Nevada Attorney General Adam Paul Laxalt joined a 16-state coalition of attorneys general and other elected officials filing a friend-of-the-court brief in the Ninth Circuit supporting the U.S. Department of Justice in its ongoing lawsuit challenging three California sanctuary state laws. The three California laws challenged by the federal government attempt to oversee federal immigration enforcement, prevent private employers from cooperating with federal law enforcement, and limit when state and local law-enforcement agencies may cooperate with federal law enforcement on immigration matters.

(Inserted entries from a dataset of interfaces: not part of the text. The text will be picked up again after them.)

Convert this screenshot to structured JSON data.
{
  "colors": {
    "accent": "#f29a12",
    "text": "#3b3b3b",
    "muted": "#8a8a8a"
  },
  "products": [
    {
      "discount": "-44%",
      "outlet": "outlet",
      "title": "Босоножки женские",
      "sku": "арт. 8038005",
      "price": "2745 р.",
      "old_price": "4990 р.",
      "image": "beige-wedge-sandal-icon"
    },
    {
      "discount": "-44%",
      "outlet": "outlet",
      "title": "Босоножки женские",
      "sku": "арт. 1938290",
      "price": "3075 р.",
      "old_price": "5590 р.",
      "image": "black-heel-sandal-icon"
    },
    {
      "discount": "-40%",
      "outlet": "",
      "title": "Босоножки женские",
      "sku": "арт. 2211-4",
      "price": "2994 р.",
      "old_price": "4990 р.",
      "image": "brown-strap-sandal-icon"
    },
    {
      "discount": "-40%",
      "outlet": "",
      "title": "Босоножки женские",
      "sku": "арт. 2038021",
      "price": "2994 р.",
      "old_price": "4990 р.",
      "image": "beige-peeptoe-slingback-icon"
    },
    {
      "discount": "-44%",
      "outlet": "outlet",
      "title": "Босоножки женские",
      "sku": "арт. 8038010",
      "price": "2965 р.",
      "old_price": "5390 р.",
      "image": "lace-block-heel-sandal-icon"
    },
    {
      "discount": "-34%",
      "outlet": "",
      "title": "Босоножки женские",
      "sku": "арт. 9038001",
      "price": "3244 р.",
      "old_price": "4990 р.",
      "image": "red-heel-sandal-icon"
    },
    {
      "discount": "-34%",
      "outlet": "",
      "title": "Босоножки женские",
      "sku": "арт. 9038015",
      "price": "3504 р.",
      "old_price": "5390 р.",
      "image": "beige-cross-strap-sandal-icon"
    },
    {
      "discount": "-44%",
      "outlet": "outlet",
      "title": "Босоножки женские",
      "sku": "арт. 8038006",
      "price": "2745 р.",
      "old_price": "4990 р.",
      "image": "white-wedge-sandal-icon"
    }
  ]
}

Earlier this year, AG Laxalt joined a similar brief filed in federal district court. The District Court agreed with some of the arguments made by AG Laxalt, and enjoined several of California’s sanctuary provisions, including a California law prohibiting private employers from cooperating with federal immigration officials. But the court allowed some of the challenged California laws to remain in effect, prompting the U.S. Department of Justice to appeal to the Ninth Circuit. AG Laxalt’s brief supports that appeal, arguing that Nevada is less safe because of California’s sanctuary laws.
“California’s sanctuary policies are not just unconstitutional—they put neighboring states like Nevada at risk by making it easier for those not lawfully in this country and with violent criminal histories to evade law enforcement and travel out of state,” said Laxalt. “It is common sense that public safety is served when law enforcement works together. Politicians that propose sanctuary laws should tread carefully when prohibiting law enforcement from working together to protect their communities.”
Nevada’s law enforcement officials, including all elected sheriffs, have consistently opposed sanctuary policies that would prevent compliance with federal law and compromise public safety. Today, in the vast majority of cases, an individual must be arrested for committing a crime and booked into a jail or detention facility before Nevada law enforcement agencies check whether the individual is sought by federal immigration authorities and, if so, alert those federal authorities. Sanctuary policies that prohibit this communication allow violent offenders to be released back into the community.
In addition to Nevada, other participating states include: Alabama, Arkansas, Florida, Georgia, Indiana, Kansas, Louisiana, Michigan, Mississippi Governor Phil Bryant, Missouri, Nebraska, Ohio, Oklahoma, South Carolina, Texas and West Virginia.